Rudyard Kipling - Kim
Peter Ames Carlin - Bruce
Fran Cannon Slayton - When the Whistle Blows
Neil Young - Waging Heavy Peace
Mark Bego - Aretha Franklin, the Queen of Soul (2012 ed.)
Jenny Lawson - Let's Pretend This Never Happened
J.D. Salinger - Franny and Zooey
Charles Dickens - A Christmas Carol
Timothy Egan - The Big Burn
Deborah Eisenberg - Transactions in a Foreign Currency
Kurt Vonnegut Jr. - Slaughterhouse Five
Kathryn Lance - Pandora's Genes
Cheryl Strayed - Wild
Fyodor Dostoyevsky - The Brothers Karamazov
Jack London - The House of Pride, and Other Tales of Hawaii
Jack Walker - The Extraordinary Rendition of Vincent Dellamaria
Colum McCann - Let the Great World Spin
Niccolò Machiavelli - The Prince
Harper Lee - To Kill a Mockingbird
Emma McLaughlin & Nicola Kraus - The Nanny Diaries
Brian Selznick - The Invention of Hugo Cabret
Sharon Creech - Walk Two Moons
Keith Richards - Life
F. Sionil Jose - Dusk
Natalie Babbitt - Tuck Everlasting
Justin Halpern - S#*t My Dad Says
Mark Herrmann - The Curmudgeon's Guide to Practicing Law
Barry Glassner - The Gospel of Food
Phil Stanford - The Peyton-Allan Files
Jesse Katz - The Opposite Field
Evelyn Waugh - Brideshead Revisited
J.K. Rowling - Harry Potter and the Sorcerer's Stone
David Sedaris - Holidays on Ice
Donald Miller - A Million Miles in a Thousand Years
Mitch Albom - Have a Little Faith
C.S. Lewis - The Magician's Nephew
F. Scott Fitzgerald - The Great Gatsby
William Shakespeare - A Midsummer Night's Dream
Ivan Doig - Bucking the Sun
Penda Diakité - I Lost My Tooth in Africa
Grace Lin - The Year of the Rat
Oscar Hijuelos - Mr. Ives' Christmas
Madeline L'Engle - A Wrinkle in Time
Steven Hart - The Last Three Miles
David Sedaris - Me Talk Pretty One Day
Karen Armstrong - The Spiral Staircase
Charles Larson - The Portland Murders
Adrian Wojnarowski - The Miracle of St. Anthony
William H. Colby - Long Goodbye
Steven D. Stark - Meet the Beatles
Phil Stanford - Portland Confidential
Rick Moody - Garden State
Jonathan Schwartz - All in Good Time
David Sedaris - Dress Your Family in Corduroy and Denim
Anthony Holden - Big Deal
Robert J. Spitzer - The Spirit of Leadership
James McManus - Positively Fifth Street
Jeff Noon - Vurt

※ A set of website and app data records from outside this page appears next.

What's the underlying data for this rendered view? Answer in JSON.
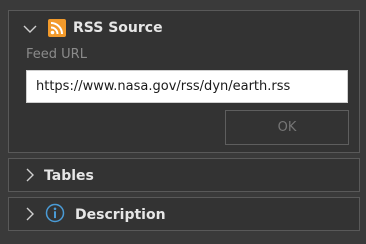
{
  "rss_panel": {
    "title": "RSS Source",
    "icon": "rss-icon",
    "feed_label": "Feed URL",
    "feed_url_value": "https://www.nasa.gov/rss/dyn/earth.rss",
    "ok_label": "OK",
    "expanded": true
  },
  "tables_panel": {
    "title": "Tables",
    "expanded": false
  },
  "description_panel": {
    "title": "Description",
    "icon": "info-icon",
    "expanded": false
  },
  "colors": {
    "background": "#3a3a3a",
    "panel": "#333333",
    "panel_border": "#595959",
    "title_text": "#e6e6e6",
    "label_text": "#8b8b8b",
    "rss_orange": "#f29a2b",
    "info_blue": "#4a9bd6",
    "disabled_text": "#767676"
  }
}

Road Work

Miles run year to date: 220
At this date last year: 67
Total run in 2013: 257
In 2012: 129
In 2011: 113
In 2010: 125
In 2009: 67
In 2008: 28
In 2007: 113
In 2006: 100
In 2005: 149
In 2004: 204
In 2003: 269


Clicky Web Analytics